Cameroon deploys troops to the restive Anglophone regions before general elections
A senior army officer on Tuesday said security forces have been deployed to Cameroon restive Anglophone regions to ensure security
before the country’s general elections scheduled for February.
He said the troops were deployed in Cameroon’s two troubled English-speaking regions of Northwest and Southwest.
Legion Commander, Colonel Henry Nchinda, told reporters in Buea, the chief town of Southwest, that the security forces would be
deployed to all parts of the regions to ensure hitch-free elections.
He was speaking after a contingent of 350 gendarmes arrived in Southwest. “These elements are here to do everything so that the
elections will be held in safe conditions.’’
The parliamentary and municipal elections will take place in Cameroon on Feb. 9 amid threats by separatists.
On Friday, separatist leaders said they would be imposing a six-day lockdown from Feb. 7 to 12 in the regions in a bid to stop the elections
from taking place.
Fighting between government forces and armed separatist groups has been going on since 2017 after the separatists declared the
independence of a nation called `Ambazonia’ in the two English-speaking regions.
About the Anglophone Crisis
The Anglophone Crisis (French: Crise anglophone), also known as the Ambazonia War, or the Cameroonian Civil War, is a conflict in
the Southern Cameroons region of Cameroon, part of the long-standing Anglophone problem.
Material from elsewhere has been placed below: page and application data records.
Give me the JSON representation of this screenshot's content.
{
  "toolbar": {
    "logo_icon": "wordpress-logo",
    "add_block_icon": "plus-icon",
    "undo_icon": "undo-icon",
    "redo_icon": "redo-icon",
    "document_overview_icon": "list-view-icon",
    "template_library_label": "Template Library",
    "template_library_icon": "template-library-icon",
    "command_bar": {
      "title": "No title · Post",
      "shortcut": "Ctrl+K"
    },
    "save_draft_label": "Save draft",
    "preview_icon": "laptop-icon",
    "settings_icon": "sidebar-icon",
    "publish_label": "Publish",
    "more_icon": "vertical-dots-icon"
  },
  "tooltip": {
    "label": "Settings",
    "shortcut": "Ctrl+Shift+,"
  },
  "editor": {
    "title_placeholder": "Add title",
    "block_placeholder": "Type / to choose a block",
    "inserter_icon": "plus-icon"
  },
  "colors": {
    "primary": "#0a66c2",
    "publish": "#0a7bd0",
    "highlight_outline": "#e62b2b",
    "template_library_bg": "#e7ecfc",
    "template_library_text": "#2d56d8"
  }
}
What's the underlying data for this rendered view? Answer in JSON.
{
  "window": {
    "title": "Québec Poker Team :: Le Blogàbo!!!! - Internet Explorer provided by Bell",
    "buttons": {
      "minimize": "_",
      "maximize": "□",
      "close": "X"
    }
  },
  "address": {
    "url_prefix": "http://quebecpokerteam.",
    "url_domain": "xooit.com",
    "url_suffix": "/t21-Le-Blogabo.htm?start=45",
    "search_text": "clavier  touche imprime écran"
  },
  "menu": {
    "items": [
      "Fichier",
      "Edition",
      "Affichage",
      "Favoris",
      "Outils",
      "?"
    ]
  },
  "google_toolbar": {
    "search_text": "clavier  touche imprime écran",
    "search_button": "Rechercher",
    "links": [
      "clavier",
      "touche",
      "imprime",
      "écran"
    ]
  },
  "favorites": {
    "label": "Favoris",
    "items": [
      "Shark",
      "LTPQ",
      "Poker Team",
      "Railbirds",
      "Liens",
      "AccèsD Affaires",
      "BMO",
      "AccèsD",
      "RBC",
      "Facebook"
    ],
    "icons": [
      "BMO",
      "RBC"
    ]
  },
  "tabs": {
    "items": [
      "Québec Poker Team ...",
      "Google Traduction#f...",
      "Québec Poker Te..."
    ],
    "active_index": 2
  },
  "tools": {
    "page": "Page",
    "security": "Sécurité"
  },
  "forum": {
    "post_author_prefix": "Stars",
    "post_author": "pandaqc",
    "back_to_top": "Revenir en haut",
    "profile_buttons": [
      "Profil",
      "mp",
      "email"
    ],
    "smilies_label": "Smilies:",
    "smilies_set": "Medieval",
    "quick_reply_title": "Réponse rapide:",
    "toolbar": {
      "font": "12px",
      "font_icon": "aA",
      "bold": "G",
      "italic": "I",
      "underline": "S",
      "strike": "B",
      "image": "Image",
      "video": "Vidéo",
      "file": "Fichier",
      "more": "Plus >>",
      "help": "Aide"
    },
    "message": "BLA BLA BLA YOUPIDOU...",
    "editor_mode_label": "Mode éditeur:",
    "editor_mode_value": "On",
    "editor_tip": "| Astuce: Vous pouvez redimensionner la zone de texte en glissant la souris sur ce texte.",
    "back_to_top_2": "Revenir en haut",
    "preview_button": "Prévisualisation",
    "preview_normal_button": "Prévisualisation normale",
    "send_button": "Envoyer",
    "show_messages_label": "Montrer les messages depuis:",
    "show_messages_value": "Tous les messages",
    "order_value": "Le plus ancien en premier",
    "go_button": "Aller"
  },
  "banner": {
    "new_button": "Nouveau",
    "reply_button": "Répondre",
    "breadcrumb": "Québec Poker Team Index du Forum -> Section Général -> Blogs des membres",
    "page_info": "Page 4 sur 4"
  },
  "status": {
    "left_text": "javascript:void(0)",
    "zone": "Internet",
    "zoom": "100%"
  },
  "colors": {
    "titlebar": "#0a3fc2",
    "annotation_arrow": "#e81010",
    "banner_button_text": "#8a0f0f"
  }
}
In September 2017, separatists in the
Anglophone territories of Northwest Region and Southwest Region (collectively known as Southern Cameroons) declared the
independence of Ambazonia and began fighting against the Government of Cameroon. Starting as a low-scale insurgency, the conflict
spread to most parts of the Anglophone regions within a year. As of the summer of 2019, the government controls the major cities and
parts of the countryside, while the separatists hold parts of the countryside and regularly appear in the major cities.
The war has killed approximately 3,000 people and forced more than half a million people to flee their homes. Although 2019 has seen
the first known instance of dialogue between Cameroon and the separatists, as well as a state-organized national dialogue and the
granting of special status to the Anglophone regions, the war continued to escalate in late 2019.